Stop rising damp
A house with rising damp is not a pleasant place to live and causes damage to plaster and decor. Rising damp is where moisture moves by capillary action upwards through permeable building materials.
How rising damp might appear:
- Condensation or damp patches on lower walls
- Tide marks and staining on lower walls
- Metal corrosion such as beading
- Decaying timber such as skirting boards.
- Damp smells and odours
- Surface finish damage
- White salt deposits
- Health problems
Rising damp becomes a problem when moisture manages to penetrate vulnerable materials or finishes, particularly in the most used parts of a building. Rising damp moisture dissolves soluble salts from building materials and can also carry soluble salts from its source. If the moisture evaporates through a permeable surface, salts get left behind to form deposits on or within the surface.
Some rising damp produces a flour-like dusting of salt crystals on larger surfaces. Salt deposits forming concentrated thick crystalline deposits appearing like small flowers known as ‘efflorescence’ will appear where evaporation is restricted to localised areas such as defects in the paint finish etc.
Salts will be deposited from the pores of the surface when evaporation is occurring inside the surface material. When the salt crystals expand there may be fractures forming in the material and spalling of the surface. This type of decay is typically seen in porous brickwork or masonry.
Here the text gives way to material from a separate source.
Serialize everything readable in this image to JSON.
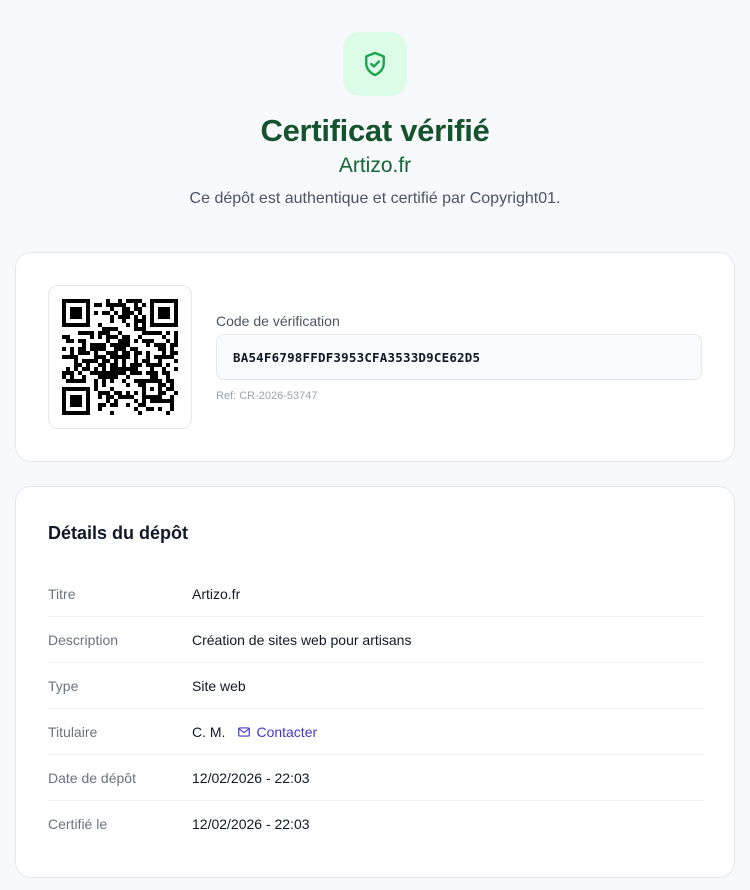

So, how can you cure rising damp? It’s a relatively easy problem to fix you’ll be glad to hear. Injecting a chemical damp course to form a waterproof barrier in the masonry. PAM DPC Injection Cream is very easy to use and most DIYers can successfully carry out the work. Just drill holes in the wall and inject it!